(Stored data entries)
********************

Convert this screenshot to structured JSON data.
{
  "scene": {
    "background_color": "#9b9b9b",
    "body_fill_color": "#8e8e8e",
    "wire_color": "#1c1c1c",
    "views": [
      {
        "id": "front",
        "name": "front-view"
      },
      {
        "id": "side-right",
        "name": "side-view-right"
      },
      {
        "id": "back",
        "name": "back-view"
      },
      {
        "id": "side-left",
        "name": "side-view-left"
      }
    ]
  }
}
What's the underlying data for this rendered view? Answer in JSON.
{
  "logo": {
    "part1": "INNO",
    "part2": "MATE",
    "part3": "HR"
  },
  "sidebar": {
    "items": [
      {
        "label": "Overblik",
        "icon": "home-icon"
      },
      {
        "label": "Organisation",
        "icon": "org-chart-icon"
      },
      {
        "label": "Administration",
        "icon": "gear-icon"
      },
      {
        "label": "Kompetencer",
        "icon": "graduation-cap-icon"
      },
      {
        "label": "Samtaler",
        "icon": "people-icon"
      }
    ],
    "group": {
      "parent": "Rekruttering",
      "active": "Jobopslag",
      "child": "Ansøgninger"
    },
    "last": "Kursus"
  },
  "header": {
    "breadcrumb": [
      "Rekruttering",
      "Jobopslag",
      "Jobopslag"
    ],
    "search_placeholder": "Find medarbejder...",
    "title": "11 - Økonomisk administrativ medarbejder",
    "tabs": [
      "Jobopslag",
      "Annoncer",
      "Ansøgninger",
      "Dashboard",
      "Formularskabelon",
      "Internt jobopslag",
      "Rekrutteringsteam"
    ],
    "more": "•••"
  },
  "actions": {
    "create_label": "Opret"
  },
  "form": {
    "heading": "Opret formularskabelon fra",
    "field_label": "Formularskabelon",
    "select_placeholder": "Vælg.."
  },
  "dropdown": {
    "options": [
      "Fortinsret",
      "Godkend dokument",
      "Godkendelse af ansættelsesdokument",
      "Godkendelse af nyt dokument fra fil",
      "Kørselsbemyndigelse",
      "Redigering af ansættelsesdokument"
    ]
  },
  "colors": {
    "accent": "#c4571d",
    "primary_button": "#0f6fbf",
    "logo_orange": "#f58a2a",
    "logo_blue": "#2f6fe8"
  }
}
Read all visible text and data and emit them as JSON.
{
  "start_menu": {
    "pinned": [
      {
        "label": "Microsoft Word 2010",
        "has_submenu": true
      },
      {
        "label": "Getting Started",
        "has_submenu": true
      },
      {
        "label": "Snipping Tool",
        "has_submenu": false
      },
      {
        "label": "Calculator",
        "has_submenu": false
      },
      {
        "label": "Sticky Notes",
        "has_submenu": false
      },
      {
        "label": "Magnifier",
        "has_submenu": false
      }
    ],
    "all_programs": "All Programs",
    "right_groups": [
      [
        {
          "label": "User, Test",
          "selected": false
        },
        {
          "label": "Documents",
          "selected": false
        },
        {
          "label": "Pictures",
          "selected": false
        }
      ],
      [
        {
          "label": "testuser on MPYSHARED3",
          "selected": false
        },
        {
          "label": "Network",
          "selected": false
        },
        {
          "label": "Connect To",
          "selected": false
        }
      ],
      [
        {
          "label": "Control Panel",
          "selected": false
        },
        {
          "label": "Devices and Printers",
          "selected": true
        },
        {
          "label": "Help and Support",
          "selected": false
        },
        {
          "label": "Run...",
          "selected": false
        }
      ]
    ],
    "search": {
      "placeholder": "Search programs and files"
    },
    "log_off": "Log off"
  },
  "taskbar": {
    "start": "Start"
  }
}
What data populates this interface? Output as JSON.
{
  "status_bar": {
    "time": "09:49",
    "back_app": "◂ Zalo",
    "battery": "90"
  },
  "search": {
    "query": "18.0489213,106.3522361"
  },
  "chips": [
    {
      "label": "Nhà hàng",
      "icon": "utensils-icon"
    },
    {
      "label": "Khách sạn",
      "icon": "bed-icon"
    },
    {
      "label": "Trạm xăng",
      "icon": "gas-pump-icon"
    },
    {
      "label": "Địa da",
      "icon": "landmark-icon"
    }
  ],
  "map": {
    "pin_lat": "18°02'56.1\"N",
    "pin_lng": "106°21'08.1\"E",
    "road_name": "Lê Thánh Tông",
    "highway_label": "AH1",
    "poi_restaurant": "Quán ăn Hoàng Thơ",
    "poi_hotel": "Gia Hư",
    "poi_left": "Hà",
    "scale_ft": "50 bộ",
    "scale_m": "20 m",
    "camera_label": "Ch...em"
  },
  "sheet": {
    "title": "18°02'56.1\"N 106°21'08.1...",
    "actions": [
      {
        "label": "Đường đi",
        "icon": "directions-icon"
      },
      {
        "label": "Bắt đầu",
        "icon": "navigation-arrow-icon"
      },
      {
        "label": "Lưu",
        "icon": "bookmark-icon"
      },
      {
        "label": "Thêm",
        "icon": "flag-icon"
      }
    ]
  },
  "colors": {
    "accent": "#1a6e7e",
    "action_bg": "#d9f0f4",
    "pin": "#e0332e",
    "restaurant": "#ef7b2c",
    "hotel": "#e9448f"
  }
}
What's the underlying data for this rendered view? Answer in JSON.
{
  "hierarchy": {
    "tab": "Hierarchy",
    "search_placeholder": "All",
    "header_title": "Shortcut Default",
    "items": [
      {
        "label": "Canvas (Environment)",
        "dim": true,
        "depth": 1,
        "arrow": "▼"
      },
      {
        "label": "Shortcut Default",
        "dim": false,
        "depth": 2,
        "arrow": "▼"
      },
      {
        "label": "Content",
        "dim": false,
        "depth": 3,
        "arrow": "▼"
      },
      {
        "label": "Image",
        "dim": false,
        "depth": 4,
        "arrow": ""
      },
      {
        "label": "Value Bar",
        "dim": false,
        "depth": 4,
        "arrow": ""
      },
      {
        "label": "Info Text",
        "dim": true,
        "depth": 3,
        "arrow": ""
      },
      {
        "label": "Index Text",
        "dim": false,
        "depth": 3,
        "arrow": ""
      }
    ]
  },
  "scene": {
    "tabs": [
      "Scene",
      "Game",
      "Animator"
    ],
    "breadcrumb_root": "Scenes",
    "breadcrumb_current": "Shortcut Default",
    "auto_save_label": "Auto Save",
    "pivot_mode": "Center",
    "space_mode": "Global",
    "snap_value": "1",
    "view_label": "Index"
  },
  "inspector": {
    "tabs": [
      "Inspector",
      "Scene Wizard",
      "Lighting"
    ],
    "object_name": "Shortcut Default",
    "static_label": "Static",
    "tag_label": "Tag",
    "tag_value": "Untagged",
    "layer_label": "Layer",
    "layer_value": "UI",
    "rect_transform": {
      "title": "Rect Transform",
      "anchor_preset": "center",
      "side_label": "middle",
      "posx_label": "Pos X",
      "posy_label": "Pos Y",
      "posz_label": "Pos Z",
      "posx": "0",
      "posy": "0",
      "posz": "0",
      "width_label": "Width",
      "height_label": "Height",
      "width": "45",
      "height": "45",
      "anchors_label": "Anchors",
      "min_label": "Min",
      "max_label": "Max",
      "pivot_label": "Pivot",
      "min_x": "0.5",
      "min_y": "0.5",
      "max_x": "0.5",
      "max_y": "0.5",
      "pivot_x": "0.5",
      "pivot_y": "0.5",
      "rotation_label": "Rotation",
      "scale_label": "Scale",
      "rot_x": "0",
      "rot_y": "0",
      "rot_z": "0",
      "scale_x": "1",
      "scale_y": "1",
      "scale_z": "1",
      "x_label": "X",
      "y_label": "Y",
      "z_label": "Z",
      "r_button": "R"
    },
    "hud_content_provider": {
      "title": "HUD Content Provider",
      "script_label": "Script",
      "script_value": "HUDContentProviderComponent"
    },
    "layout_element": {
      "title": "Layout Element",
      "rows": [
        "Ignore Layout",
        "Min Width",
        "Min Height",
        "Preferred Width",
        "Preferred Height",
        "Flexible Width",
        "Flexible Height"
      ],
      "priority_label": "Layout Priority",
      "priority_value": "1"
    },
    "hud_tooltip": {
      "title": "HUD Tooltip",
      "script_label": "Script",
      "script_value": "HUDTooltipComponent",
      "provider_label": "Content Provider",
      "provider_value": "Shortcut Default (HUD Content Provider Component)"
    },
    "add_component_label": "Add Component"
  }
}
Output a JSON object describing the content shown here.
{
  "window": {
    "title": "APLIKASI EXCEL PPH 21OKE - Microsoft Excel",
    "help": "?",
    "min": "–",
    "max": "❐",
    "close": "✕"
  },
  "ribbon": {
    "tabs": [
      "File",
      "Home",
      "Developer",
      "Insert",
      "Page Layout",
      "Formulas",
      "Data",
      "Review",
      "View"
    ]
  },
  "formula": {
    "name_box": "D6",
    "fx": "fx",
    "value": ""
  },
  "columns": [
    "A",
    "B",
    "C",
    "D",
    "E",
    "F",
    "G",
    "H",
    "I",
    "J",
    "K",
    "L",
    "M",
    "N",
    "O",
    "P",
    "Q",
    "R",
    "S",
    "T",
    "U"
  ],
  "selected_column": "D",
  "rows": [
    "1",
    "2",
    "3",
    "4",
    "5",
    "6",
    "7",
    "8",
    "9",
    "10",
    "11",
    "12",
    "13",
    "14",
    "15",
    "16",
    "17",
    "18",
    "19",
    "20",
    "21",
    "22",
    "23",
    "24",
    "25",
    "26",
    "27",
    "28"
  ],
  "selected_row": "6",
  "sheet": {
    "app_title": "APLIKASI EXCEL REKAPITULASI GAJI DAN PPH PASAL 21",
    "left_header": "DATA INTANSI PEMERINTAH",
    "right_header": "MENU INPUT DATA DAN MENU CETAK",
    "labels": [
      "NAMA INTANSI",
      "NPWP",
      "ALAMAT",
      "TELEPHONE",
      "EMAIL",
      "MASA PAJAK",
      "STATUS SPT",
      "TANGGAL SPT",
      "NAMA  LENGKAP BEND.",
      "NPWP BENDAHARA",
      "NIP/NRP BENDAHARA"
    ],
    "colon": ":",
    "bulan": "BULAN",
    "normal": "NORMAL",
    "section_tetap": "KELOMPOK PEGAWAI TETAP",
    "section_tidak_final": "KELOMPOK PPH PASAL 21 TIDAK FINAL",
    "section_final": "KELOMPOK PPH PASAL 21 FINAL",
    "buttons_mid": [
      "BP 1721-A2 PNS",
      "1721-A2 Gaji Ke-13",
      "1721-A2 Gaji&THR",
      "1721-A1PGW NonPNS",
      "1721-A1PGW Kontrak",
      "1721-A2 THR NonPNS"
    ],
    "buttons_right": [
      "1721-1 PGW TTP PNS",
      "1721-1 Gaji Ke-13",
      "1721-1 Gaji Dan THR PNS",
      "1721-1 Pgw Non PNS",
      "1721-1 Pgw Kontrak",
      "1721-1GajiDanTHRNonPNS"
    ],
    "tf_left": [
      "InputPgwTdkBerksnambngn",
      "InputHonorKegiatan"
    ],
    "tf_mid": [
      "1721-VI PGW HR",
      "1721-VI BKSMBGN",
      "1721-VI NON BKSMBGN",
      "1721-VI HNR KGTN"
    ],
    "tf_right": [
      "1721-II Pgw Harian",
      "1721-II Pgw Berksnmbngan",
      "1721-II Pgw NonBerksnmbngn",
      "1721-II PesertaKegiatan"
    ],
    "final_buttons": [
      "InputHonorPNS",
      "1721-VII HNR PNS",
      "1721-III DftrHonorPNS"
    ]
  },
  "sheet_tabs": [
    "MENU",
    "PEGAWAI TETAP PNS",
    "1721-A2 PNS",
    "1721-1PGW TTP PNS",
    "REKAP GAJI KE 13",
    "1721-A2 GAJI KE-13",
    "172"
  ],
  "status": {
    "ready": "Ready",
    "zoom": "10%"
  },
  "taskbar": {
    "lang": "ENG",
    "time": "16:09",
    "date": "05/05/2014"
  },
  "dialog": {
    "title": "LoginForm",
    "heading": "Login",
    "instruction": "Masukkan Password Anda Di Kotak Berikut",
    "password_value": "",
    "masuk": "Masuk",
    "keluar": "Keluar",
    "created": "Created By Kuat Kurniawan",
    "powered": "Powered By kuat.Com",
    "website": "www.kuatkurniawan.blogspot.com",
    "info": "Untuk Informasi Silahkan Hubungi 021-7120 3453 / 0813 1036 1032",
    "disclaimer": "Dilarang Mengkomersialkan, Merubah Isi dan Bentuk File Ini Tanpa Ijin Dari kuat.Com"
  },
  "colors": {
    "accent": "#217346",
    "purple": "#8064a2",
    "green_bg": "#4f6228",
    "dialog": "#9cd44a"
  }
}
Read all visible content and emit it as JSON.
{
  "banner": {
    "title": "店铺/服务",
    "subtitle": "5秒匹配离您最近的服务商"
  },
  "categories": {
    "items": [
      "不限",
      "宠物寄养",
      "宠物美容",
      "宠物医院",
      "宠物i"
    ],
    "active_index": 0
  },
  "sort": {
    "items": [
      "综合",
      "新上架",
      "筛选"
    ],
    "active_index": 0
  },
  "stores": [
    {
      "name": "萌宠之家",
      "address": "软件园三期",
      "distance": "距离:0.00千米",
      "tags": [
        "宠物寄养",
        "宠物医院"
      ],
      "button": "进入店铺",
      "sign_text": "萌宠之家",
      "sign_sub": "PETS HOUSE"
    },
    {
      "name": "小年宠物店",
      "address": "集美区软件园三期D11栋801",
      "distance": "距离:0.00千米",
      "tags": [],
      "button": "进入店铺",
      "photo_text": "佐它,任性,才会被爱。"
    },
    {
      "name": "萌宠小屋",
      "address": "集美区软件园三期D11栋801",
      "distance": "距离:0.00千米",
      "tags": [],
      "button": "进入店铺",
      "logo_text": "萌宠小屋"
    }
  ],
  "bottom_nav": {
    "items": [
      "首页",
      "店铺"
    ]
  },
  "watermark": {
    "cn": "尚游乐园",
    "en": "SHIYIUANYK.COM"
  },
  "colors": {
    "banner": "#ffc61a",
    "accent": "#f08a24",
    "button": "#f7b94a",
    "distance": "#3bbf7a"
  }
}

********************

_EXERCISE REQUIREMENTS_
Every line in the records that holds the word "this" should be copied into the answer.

_RESPONSE BELOW_
Convert this screenshot to structured JSON data.
What's the underlying data for this rendered view? Answer in JSON.
What data populates this interface? Output as JSON.
What's the underlying data for this rendered view? Answer in JSON.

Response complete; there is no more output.